● TASK DETAILS
Each entry below must be repeated exactly. Leave the pictures out of it.

● RECORDS TO USE
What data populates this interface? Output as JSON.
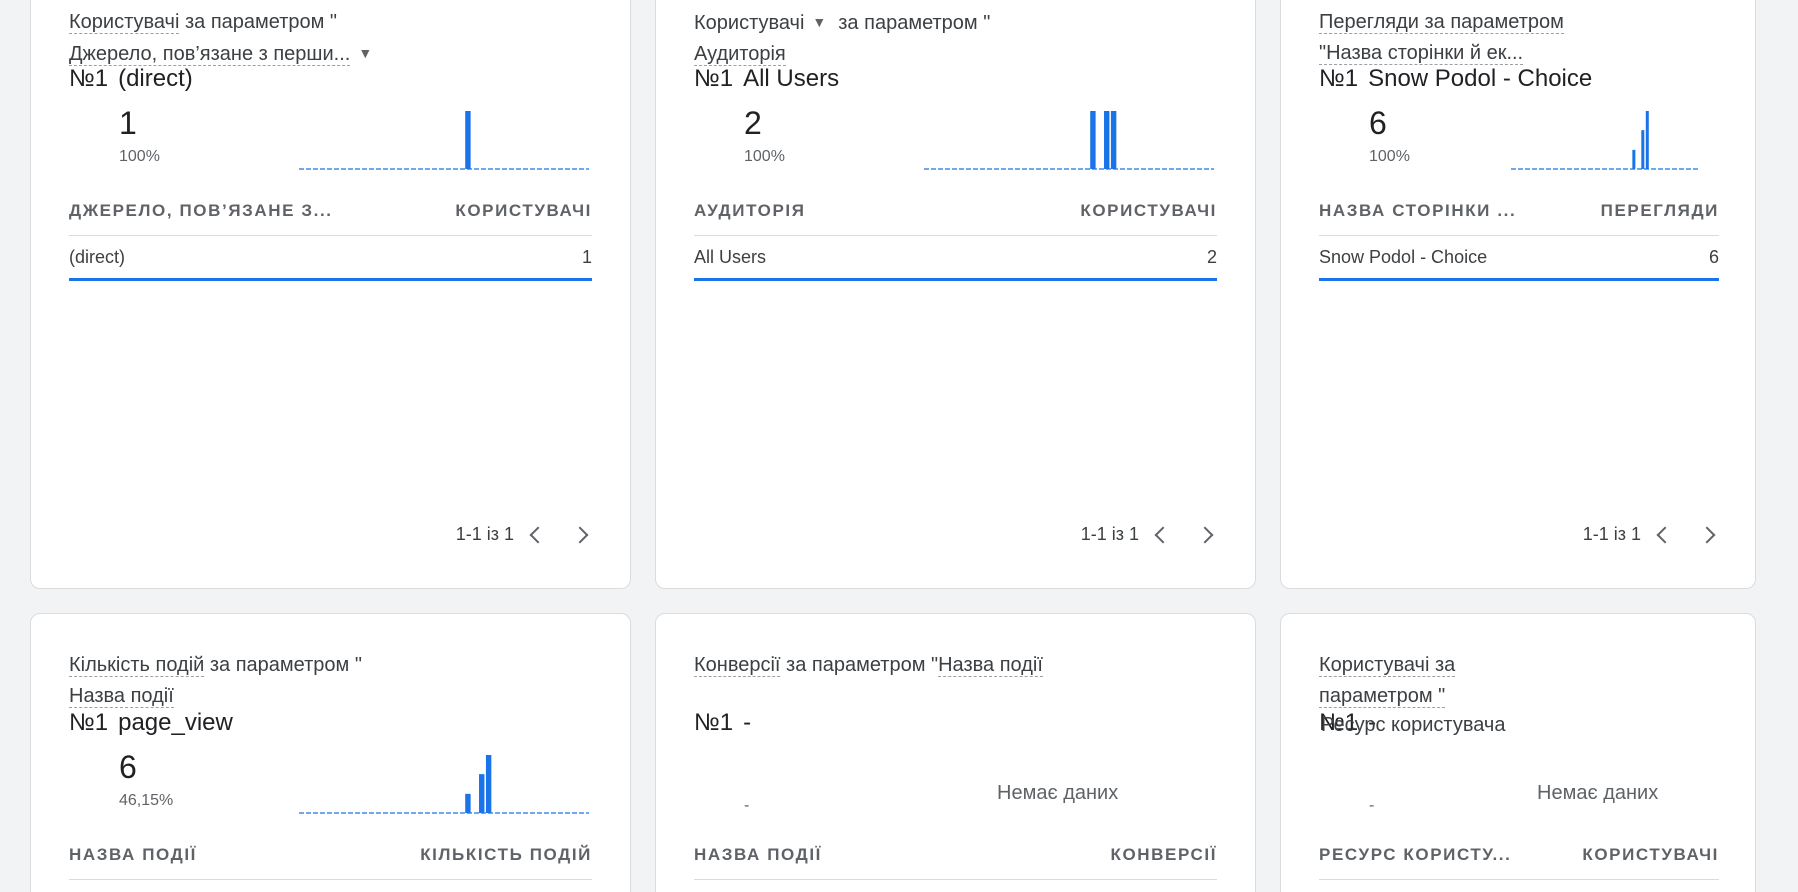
{
  "cards": [
    {
      "title_prefix": "Користувачі",
      "title_middle": " за параметром \"",
      "title_dim": "Джерело, пов’язане з перши...",
      "rank_num": "№1",
      "rank_label": "(direct)",
      "value": "1",
      "percent": "100%",
      "col_left": "ДЖЕРЕЛО, ПОВ’ЯЗАНЕ З...",
      "col_right": "КОРИСТУВАЧІ",
      "row_label": "(direct)",
      "row_value": "1",
      "pager": "1-1 із 1",
      "spark_bars": [
        0,
        0,
        0,
        0,
        0,
        0,
        0,
        0,
        0,
        0,
        0,
        0,
        0,
        0,
        0,
        0,
        0,
        0,
        0,
        0,
        0,
        0,
        0,
        0,
        1,
        0,
        0,
        0,
        0,
        0,
        0,
        0,
        0,
        0,
        0,
        0,
        0,
        0,
        0,
        0,
        0,
        0
      ]
    },
    {
      "title_prefix": "Користувачі",
      "title_middle": "за параметром \"",
      "title_dim": "Аудиторія",
      "rank_num": "№1",
      "rank_label": "All Users",
      "value": "2",
      "percent": "100%",
      "col_left": "АУДИТОРІЯ",
      "col_right": "КОРИСТУВАЧІ",
      "row_label": "All Users",
      "row_value": "2",
      "pager": "1-1 із 1",
      "spark_bars": [
        0,
        0,
        0,
        0,
        0,
        0,
        0,
        0,
        0,
        0,
        0,
        0,
        0,
        0,
        0,
        0,
        0,
        0,
        0,
        0,
        0,
        0,
        0,
        0,
        1,
        0,
        1,
        1,
        0,
        0,
        0,
        0,
        0,
        0,
        0,
        0,
        0,
        0,
        0,
        0,
        0,
        0
      ]
    },
    {
      "title_line1": "Перегляди за параметром",
      "title_line2": "\"Назва сторінки й ек...",
      "rank_num": "№1",
      "rank_label": "Snow Podol - Choice",
      "value": "6",
      "percent": "100%",
      "col_left": "НАЗВА СТОРІНКИ ...",
      "col_right": "ПЕРЕГЛЯДИ",
      "row_label": "Snow Podol - Choice",
      "row_value": "6",
      "pager": "1-1 із 1",
      "spark_bars": [
        0,
        0,
        0,
        0,
        0,
        0,
        0,
        0,
        0,
        0,
        0,
        0,
        0,
        0,
        0,
        0,
        0,
        0,
        0,
        0,
        0,
        0,
        0,
        0,
        0,
        0,
        0,
        0.33,
        0,
        0.67,
        1,
        0,
        0,
        0,
        0,
        0,
        0,
        0,
        0,
        0,
        0,
        0
      ]
    },
    {
      "title_prefix": "Кількість подій",
      "title_middle": " за параметром \"",
      "title_dim": "Назва події",
      "rank_num": "№1",
      "rank_label": "page_view",
      "value": "6",
      "percent": "46,15%",
      "col_left": "НАЗВА ПОДІЇ",
      "col_right": "КІЛЬКІСТЬ ПОДІЙ",
      "spark_bars": [
        0,
        0,
        0,
        0,
        0,
        0,
        0,
        0,
        0,
        0,
        0,
        0,
        0,
        0,
        0,
        0,
        0,
        0,
        0,
        0,
        0,
        0,
        0,
        0,
        0.33,
        0,
        0.67,
        1,
        0,
        0,
        0,
        0,
        0,
        0,
        0,
        0,
        0,
        0,
        0,
        0,
        0,
        0
      ]
    },
    {
      "title_prefix": "Конверсії",
      "title_middle": " за параметром \"",
      "title_dim": "Назва події",
      "rank_num": "№1",
      "rank_label": "-",
      "value": "-",
      "no_data": "Немає даних",
      "col_left": "НАЗВА ПОДІЇ",
      "col_right": "КОНВЕРСІЇ"
    },
    {
      "title_line1": "Користувачі за",
      "title_line2": "параметром \"",
      "rank_num": "№1",
      "rank_label": "-",
      "overlay_text": "Ресурс користувача",
      "value": "-",
      "no_data": "Немає даних",
      "col_left": "РЕСУРС КОРИСТУ...",
      "col_right": "КОРИСТУВАЧІ"
    }
  ],
  "colors": {
    "accent": "#1a73e8",
    "baseline": "#1a73e8"
  },
  "icons": [
    "caret-down-icon",
    "chevron-left-icon",
    "chevron-right-icon"
  ]
}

● RESULT
What data populates this interface? Output as JSON.
{
  "cards": [
    {
      "title_prefix": "Користувачі",
      "title_middle": " за параметром \"",
      "title_dim": "Джерело, пов’язане з перши...",
      "rank_num": "№1",
      "rank_label": "(direct)",
      "value": "1",
      "percent": "100%",
      "col_left": "ДЖЕРЕЛО, ПОВ’ЯЗАНЕ З...",
      "col_right": "КОРИСТУВАЧІ",
      "row_label": "(direct)",
      "row_value": "1",
      "pager": "1-1 із 1",
      "spark_bars": [
        0,
        0,
        0,
        0,
        0,
        0,
        0,
        0,
        0,
        0,
        0,
        0,
        0,
        0,
        0,
        0,
        0,
        0,
        0,
        0,
        0,
        0,
        0,
        0,
        1,
        0,
        0,
        0,
        0,
        0,
        0,
        0,
        0,
        0,
        0,
        0,
        0,
        0,
        0,
        0,
        0,
        0
      ]
    },
    {
      "title_prefix": "Користувачі",
      "title_middle": "за параметром \"",
      "title_dim": "Аудиторія",
      "rank_num": "№1",
      "rank_label": "All Users",
      "value": "2",
      "percent": "100%",
      "col_left": "АУДИТОРІЯ",
      "col_right": "КОРИСТУВАЧІ",
      "row_label": "All Users",
      "row_value": "2",
      "pager": "1-1 із 1",
      "spark_bars": [
        0,
        0,
        0,
        0,
        0,
        0,
        0,
        0,
        0,
        0,
        0,
        0,
        0,
        0,
        0,
        0,
        0,
        0,
        0,
        0,
        0,
        0,
        0,
        0,
        1,
        0,
        1,
        1,
        0,
        0,
        0,
        0,
        0,
        0,
        0,
        0,
        0,
        0,
        0,
        0,
        0,
        0
      ]
    },
    {
      "title_line1": "Перегляди за параметром",
      "title_line2": "\"Назва сторінки й ек...",
      "rank_num": "№1",
      "rank_label": "Snow Podol - Choice",
      "value": "6",
      "percent": "100%",
      "col_left": "НАЗВА СТОРІНКИ ...",
      "col_right": "ПЕРЕГЛЯДИ",
      "row_label": "Snow Podol - Choice",
      "row_value": "6",
      "pager": "1-1 із 1",
      "spark_bars": [
        0,
        0,
        0,
        0,
        0,
        0,
        0,
        0,
        0,
        0,
        0,
        0,
        0,
        0,
        0,
        0,
        0,
        0,
        0,
        0,
        0,
        0,
        0,
        0,
        0,
        0,
        0,
        0.33,
        0,
        0.67,
        1,
        0,
        0,
        0,
        0,
        0,
        0,
        0,
        0,
        0,
        0,
        0
      ]
    },
    {
      "title_prefix": "Кількість подій",
      "title_middle": " за параметром \"",
      "title_dim": "Назва події",
      "rank_num": "№1",
      "rank_label": "page_view",
      "value": "6",
      "percent": "46,15%",
      "col_left": "НАЗВА ПОДІЇ",
      "col_right": "КІЛЬКІСТЬ ПОДІЙ",
      "spark_bars": [
        0,
        0,
        0,
        0,
        0,
        0,
        0,
        0,
        0,
        0,
        0,
        0,
        0,
        0,
        0,
        0,
        0,
        0,
        0,
        0,
        0,
        0,
        0,
        0,
        0.33,
        0,
        0.67,
        1,
        0,
        0,
        0,
        0,
        0,
        0,
        0,
        0,
        0,
        0,
        0,
        0,
        0,
        0
      ]
    },
    {
      "title_prefix": "Конверсії",
      "title_middle": " за параметром \"",
      "title_dim": "Назва події",
      "rank_num": "№1",
      "rank_label": "-",
      "value": "-",
      "no_data": "Немає даних",
      "col_left": "НАЗВА ПОДІЇ",
      "col_right": "КОНВЕРСІЇ"
    },
    {
      "title_line1": "Користувачі за",
      "title_line2": "параметром \"",
      "rank_num": "№1",
      "rank_label": "-",
      "overlay_text": "Ресурс користувача",
      "value": "-",
      "no_data": "Немає даних",
      "col_left": "РЕСУРС КОРИСТУ...",
      "col_right": "КОРИСТУВАЧІ"
    }
  ],
  "colors": {
    "accent": "#1a73e8",
    "baseline": "#1a73e8"
  },
  "icons": [
    "caret-down-icon",
    "chevron-left-icon",
    "chevron-right-icon"
  ]
}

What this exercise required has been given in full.